These new adaptive headlights from BMW, however, are pretty whizz-bang. Not only do they automatically dip for oncoming traffic or when approaching something from behind, but they seem to wrap around the other vehicle. So the road ahead is still washed with the strongest light, but it’s as if the car in front is in some sort of deflective bubble, shrouded in darkness.
It’s a little disconcerting the first few times you use it, but it must be particularly strange for those in the car in front, surrounded by light as if from above. For the privilege of this feature you will pay €813.43.
Nearest rival is Volvo
Rivals are evident: the new Mercedes-Benz E-Class is a quality performer, even if the smaller diesels are a little noisy, while Audi is offering some tempting financing deals on its A6 range. Lexus, meanwhile, has brought in a new GS300h that looks the part and boasts decent performance, even if it’s really not a price competitor for something like the 518d. The nearest rival is arguably the Volvo S80 with the D4 diesel engine, but add on Geartronic automatic transmission and opt for a higher grade specification, and the price starts to rise sharply.

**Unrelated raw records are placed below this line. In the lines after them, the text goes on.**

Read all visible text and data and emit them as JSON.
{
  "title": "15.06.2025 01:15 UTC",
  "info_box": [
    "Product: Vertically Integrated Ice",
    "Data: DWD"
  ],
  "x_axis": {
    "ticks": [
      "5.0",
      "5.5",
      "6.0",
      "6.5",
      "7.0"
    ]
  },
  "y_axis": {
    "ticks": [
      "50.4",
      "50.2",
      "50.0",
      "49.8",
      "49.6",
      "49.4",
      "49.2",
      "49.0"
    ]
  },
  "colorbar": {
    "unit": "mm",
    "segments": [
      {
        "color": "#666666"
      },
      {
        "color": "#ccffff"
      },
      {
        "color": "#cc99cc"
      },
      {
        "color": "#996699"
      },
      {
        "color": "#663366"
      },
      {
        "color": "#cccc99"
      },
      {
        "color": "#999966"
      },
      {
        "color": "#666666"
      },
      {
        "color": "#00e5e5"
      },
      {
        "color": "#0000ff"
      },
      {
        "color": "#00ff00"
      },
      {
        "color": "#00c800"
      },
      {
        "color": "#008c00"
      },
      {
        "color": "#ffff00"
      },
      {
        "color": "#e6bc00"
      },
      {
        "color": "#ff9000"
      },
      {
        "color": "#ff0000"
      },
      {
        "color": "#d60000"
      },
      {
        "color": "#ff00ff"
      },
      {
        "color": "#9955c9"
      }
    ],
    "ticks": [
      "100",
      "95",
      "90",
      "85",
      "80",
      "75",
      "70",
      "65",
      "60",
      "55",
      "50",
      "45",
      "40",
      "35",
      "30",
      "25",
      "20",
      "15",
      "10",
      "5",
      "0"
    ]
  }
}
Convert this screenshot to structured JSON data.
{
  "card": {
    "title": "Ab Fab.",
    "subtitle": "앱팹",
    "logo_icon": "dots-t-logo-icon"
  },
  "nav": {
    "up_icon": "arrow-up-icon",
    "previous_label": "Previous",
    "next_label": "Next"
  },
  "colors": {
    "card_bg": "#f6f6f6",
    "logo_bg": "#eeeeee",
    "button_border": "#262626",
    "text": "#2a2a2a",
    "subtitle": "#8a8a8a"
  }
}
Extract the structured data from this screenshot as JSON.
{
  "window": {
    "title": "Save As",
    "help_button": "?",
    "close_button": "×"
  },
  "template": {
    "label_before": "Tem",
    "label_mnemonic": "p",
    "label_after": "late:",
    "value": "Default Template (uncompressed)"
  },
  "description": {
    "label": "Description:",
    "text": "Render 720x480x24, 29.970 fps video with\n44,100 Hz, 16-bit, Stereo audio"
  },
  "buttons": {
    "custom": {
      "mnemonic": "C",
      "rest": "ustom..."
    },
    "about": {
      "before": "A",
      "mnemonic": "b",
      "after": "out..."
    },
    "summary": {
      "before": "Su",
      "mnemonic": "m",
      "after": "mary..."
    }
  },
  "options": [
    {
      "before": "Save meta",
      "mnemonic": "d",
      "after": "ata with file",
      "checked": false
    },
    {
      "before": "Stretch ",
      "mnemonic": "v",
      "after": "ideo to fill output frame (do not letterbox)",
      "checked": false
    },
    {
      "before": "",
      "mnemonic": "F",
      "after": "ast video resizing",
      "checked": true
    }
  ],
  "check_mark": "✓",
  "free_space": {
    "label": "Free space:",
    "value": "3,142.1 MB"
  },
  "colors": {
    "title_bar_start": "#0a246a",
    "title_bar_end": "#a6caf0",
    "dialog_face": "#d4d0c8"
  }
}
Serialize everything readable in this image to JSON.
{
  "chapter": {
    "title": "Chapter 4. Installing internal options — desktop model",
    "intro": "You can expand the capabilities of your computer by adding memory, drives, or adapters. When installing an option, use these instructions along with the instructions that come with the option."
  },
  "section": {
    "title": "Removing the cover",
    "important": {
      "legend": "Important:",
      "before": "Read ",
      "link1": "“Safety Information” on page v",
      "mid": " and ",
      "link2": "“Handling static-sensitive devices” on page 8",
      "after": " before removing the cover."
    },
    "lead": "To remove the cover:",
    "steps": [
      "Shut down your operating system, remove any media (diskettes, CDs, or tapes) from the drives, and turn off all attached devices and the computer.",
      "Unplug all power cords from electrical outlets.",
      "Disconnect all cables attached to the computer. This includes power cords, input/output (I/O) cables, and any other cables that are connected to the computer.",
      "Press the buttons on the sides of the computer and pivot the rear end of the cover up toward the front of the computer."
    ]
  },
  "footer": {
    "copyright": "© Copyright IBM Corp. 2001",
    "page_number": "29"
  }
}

If it’s a company car, then the 518d is a good option, particularly if you can raid the options list while staying within the fleet car policy. If it’s your own money then perhaps you might take a closer look at the 520d and the fact that the extra horsepower might prove more of a draw to secondhand buyers when it comes time to trade in.
The 5 Series remains top of its class and this new entry-level model is primed to push sales even further, creating an ever-larger cohort of Beemer Boys.